Depression and Aging (Part 3): What We Should Talk About Regarding Depression?

Depression is a mental health disease that can touch any of us at all stages of life. However, it is particularly prevalent in the elderly, and is in fact the most common psychological disorder late in life. Depression affects over 6 million older adults. And yet, in this population, depression is often ignored or overlooked, as its symptoms can be confused with other physical ailments.

In our first post in this series, we discussed WHY we should talk about depression with our aging loved ones. In our second post, we discussed WHEN to talk about depression. In this our final post in the series, we will discuss WHAT we should talk about when discussing depression with seniors.

Once you have decided to talk about depression with an aging loved one, remember that the word “depression” carries a stigma for many of the older generation.  When they hear “depression,” they may hear “crazy” or “moral failing.”  There may be a feeling that, as good Americans, they ought to be able to pull themselves up by their bootstraps to overcome it.  If you have the sense that your loved one attaches this stigma to depression, use the word “depression” sparingly, and instead talk about the symptoms.  You may say, “You seem sad, and I’ve noticed that you don’t get together with your friends anymore.  Why is that?”

Keep the following tips in mind when you talk about depression (regarding HOW to talk):

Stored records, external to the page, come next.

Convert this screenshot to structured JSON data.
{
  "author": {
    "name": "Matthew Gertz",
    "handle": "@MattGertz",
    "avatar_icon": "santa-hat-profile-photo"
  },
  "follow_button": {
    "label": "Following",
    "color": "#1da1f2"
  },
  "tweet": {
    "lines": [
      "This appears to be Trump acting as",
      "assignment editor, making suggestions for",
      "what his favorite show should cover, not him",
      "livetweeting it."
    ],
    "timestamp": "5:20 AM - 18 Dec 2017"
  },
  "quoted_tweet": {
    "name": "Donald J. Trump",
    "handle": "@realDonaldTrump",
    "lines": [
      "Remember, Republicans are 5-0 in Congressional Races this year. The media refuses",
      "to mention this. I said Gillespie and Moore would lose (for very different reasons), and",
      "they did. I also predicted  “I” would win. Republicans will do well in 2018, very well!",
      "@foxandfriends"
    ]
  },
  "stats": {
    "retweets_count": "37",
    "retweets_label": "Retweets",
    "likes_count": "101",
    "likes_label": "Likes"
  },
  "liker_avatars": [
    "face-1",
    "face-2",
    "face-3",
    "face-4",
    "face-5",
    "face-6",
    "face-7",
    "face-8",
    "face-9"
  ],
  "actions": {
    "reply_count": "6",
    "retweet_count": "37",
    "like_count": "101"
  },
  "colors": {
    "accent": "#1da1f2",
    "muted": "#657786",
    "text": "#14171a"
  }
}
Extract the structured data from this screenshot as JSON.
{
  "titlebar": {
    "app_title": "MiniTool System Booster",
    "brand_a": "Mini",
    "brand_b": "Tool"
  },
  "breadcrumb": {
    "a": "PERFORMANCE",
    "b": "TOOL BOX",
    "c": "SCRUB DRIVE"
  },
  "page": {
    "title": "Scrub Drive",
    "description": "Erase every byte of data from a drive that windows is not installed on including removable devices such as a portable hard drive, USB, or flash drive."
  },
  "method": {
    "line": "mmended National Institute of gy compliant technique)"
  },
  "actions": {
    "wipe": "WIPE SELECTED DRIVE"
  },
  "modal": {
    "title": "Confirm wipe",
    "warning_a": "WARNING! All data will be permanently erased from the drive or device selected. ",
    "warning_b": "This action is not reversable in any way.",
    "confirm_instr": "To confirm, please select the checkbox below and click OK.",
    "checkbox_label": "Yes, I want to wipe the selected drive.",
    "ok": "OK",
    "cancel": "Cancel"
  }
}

  • Be compassionate
    • Remember to interpret signs of depression (e.g., not returning phone calls, short answers, talking for hours about their own pain or problems) as just that:  symptoms of depression, rather than personal affronts.  Try to be slow to anger when dealing with these frustrating behaviors.
  • Be accepting
    • Resist the natural impulse to counter a depressed person’s sadness with pointing out all the good things in his or her life.  This tends to trivialize the person’s deep feelings and push that person further away.  Instead, listen and accept the person’s emotions and perceptions as real.
  • Be empathetic
    • Rather than arguing with your loved one over the reality (or lack thereof) of statements made, you might express your understanding of how hopeless and disappointing life can be at times.  Help your loved one express feelings of despair without being judgmental.
  • Be patient
    • Depression is a slow-moving, long-evolving process.  Let your loved one know that you support him or her no matter how long it takes and that you will always be there if he or she wants to talk.
  • Choose your words carefully
    • Use reflective statements, express support, and try to re-direct when appropriate.

As far as WHAT to discuss, you can focus on several areas:  (1) the facts, (2) the difference between depression and sadness, (3) the symptoms of depression, (4) signs of substance abuse, (5) thoughts of suicide, and (6) treatment options.

  1. The Facts:  Depression is a physical disease caused by an imbalance of brain chemicals responsible for transmitting messages about mood and behavior.  Aging can cause a change in the production of these chemicals, predisposing some elderly folks to depression even when there is no “sad” event to trigger these feelings.  This physical disease can be treated.
  2. The Difference Between Depression and Sadness:  Sadness is usually attached to a specific life event.  Depression often does not have a clear cause, or even if it does, it persists long after the triggering event has passed.  It is normal to sometimes feel sad, but not to be depressed.
  3. The Symptoms of Depression:  Emotional (feelings of emptiness, hopelessness, remorse, guilt); Physical (unexplained pain, headaches, decreased energy, stomach problems, insomnia or hypersomnia, loss or increase in appetite); Cognitive (mental cloudiness or confusion, memory loss, language inhibition, difficulty with concentration, diminished learning capacity, delusions and hallucinations); Behavioral (social withdrawal, irritability).
  4. Signs of Substance Abuse:  People who are vulnerable to depression may use alcohol or medication to alter their mood.
  5. Thoughts of Suicide:  Compared with all other age groups, seniors commit suicide twice as frequently (especially common among elderly men).
  6. Treatment Options:  A thorough medical evaluation is usually necessary.  There are usually at least two treatment options, including medication and psychotherapy.

Talking to an aging loved one about his or her struggle with depression is important, but realize your own limitations when you do this.  You can’t “cure” your loved one of this disease, nor are you responsible for how he or she chooses to treat it.